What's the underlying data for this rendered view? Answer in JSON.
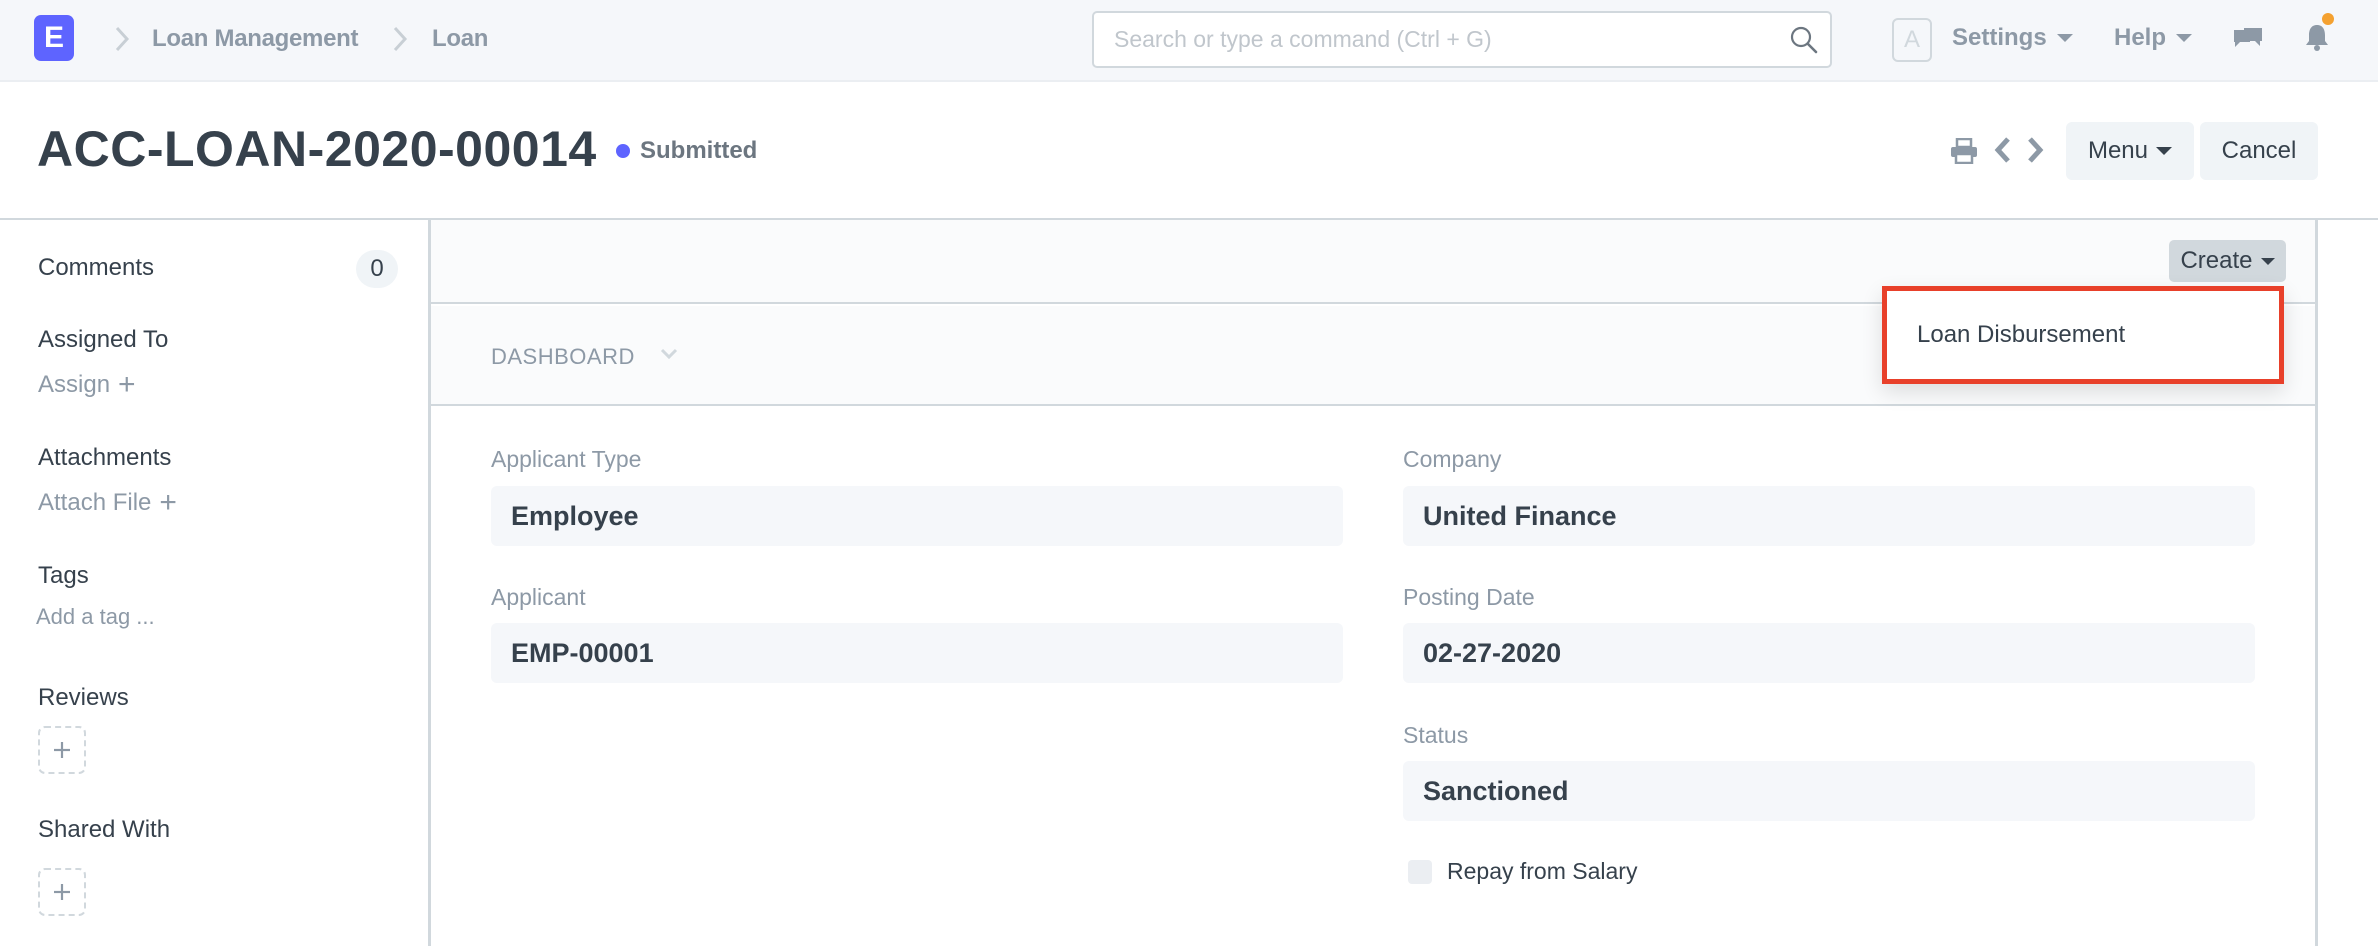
{
  "navbar": {
    "logo_letter": "E",
    "breadcrumbs": [
      "Loan Management",
      "Loan"
    ],
    "search": {
      "placeholder": "Search or type a command (Ctrl + G)",
      "value": ""
    },
    "avatar_letter": "A",
    "settings_label": "Settings",
    "help_label": "Help",
    "notification_badge_color": "#f4a130"
  },
  "page_head": {
    "title": "ACC-LOAN-2020-00014",
    "status": "Submitted",
    "status_color": "#5e64ff",
    "menu_label": "Menu",
    "cancel_label": "Cancel"
  },
  "sidebar": {
    "comments_label": "Comments",
    "comments_count": "0",
    "assigned_to_label": "Assigned To",
    "assign_link": "Assign",
    "attachments_label": "Attachments",
    "attach_file_link": "Attach File",
    "tags_label": "Tags",
    "add_tag_link": "Add a tag ...",
    "reviews_label": "Reviews",
    "shared_with_label": "Shared With"
  },
  "form": {
    "create_label": "Create",
    "create_menu_items": [
      "Loan Disbursement"
    ],
    "dashboard_label": "DASHBOARD",
    "fields": {
      "applicant_type": {
        "label": "Applicant Type",
        "value": "Employee"
      },
      "applicant": {
        "label": "Applicant",
        "value": "EMP-00001"
      },
      "company": {
        "label": "Company",
        "value": "United Finance"
      },
      "posting_date": {
        "label": "Posting Date",
        "value": "02-27-2020"
      },
      "status": {
        "label": "Status",
        "value": "Sanctioned"
      },
      "repay_from_salary": {
        "label": "Repay from Salary",
        "checked": false
      }
    }
  },
  "highlight_color": "#e8402a"
}
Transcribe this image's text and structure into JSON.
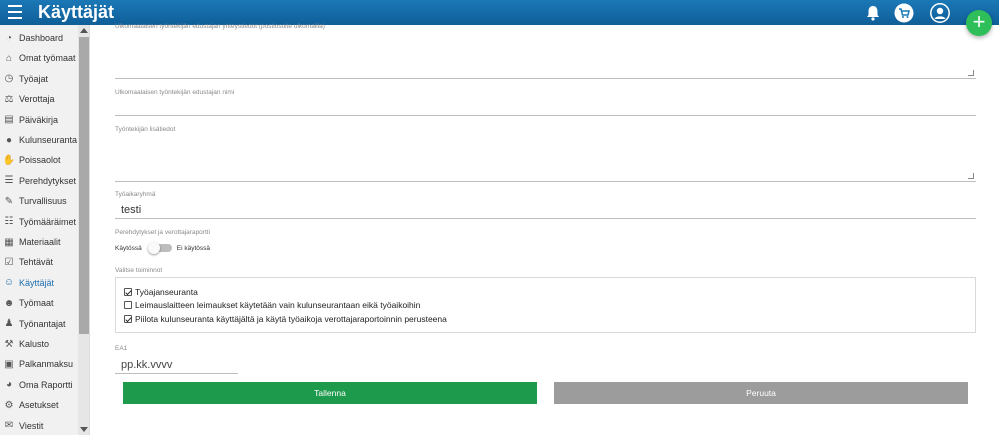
{
  "header": {
    "title": "Käyttäjät",
    "icons": [
      "menu-icon",
      "bell-icon",
      "cart-icon",
      "user-icon"
    ],
    "fab_symbol": "+"
  },
  "sidebar": {
    "items": [
      {
        "label": "Dashboard",
        "icon": "dashboard-icon",
        "glyph": "◔"
      },
      {
        "label": "Omat työmaat",
        "icon": "site-icon",
        "glyph": "⌂"
      },
      {
        "label": "Työajat",
        "icon": "stopwatch-icon",
        "glyph": "◷"
      },
      {
        "label": "Verottaja",
        "icon": "gavel-icon",
        "glyph": "⚖"
      },
      {
        "label": "Päiväkirja",
        "icon": "book-icon",
        "glyph": "▤"
      },
      {
        "label": "Kulunseuranta",
        "icon": "location-icon",
        "glyph": "●"
      },
      {
        "label": "Poissaolot",
        "icon": "thumb-down-icon",
        "glyph": "✋"
      },
      {
        "label": "Perehdytykset",
        "icon": "checklist-icon",
        "glyph": "☰"
      },
      {
        "label": "Turvallisuus",
        "icon": "wrench-icon",
        "glyph": "✎"
      },
      {
        "label": "Työmääräimet",
        "icon": "list-icon",
        "glyph": "☷"
      },
      {
        "label": "Materiaalit",
        "icon": "materials-icon",
        "glyph": "▦"
      },
      {
        "label": "Tehtävät",
        "icon": "tasks-icon",
        "glyph": "☑"
      },
      {
        "label": "Käyttäjät",
        "icon": "users-icon",
        "glyph": "☺",
        "active": true
      },
      {
        "label": "Työmaat",
        "icon": "worker-icon",
        "glyph": "☻"
      },
      {
        "label": "Työnantajat",
        "icon": "employer-icon",
        "glyph": "♟"
      },
      {
        "label": "Kalusto",
        "icon": "hammer-icon",
        "glyph": "⚒"
      },
      {
        "label": "Palkanmaksu",
        "icon": "payment-icon",
        "glyph": "▣"
      },
      {
        "label": "Oma Raportti",
        "icon": "pie-chart-icon",
        "glyph": "◕"
      },
      {
        "label": "Asetukset",
        "icon": "gear-icon",
        "glyph": "⚙"
      },
      {
        "label": "Viestit",
        "icon": "mail-icon",
        "glyph": "✉"
      }
    ]
  },
  "form": {
    "field_top_label": "Ulkomaalaisen työntekijän edustajan yhteystiedot (postiosoite ulkomailla)",
    "rep_name_label": "Ulkomaalaisen työntekijän edustajan nimi",
    "extra_info_label": "Työntekijän lisätiedot",
    "work_group_label": "Työaikaryhmä",
    "work_group_value": "testi",
    "induction_label": "Perehdytykset ja verottajaraportti",
    "toggle_on_label": "Käytössä",
    "toggle_off_label": "Ei käytössä",
    "functions_label": "Valitse toiminnot",
    "options": [
      {
        "label": "Työajanseuranta",
        "checked": true
      },
      {
        "label": "Leimauslaitteen leimaukset käytetään vain kulunseurantaan eikä työaikoihin",
        "checked": false
      },
      {
        "label": "Piilota kulunseuranta käyttäjältä ja käytä työaikoja verottajaraportoinnin perusteena",
        "checked": true
      }
    ],
    "ea1_label": "EA1",
    "ea1_placeholder": "pp.kk.vvvv",
    "save_label": "Tallenna",
    "cancel_label": "Peruuta"
  },
  "colors": {
    "header": "#1b78b6",
    "save": "#1e9a4c",
    "cancel": "#9c9c9c",
    "fab": "#2fbf5a",
    "active": "#1f6fb0"
  }
}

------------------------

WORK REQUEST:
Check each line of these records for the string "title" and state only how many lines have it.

WRITTEN ANSWER:
2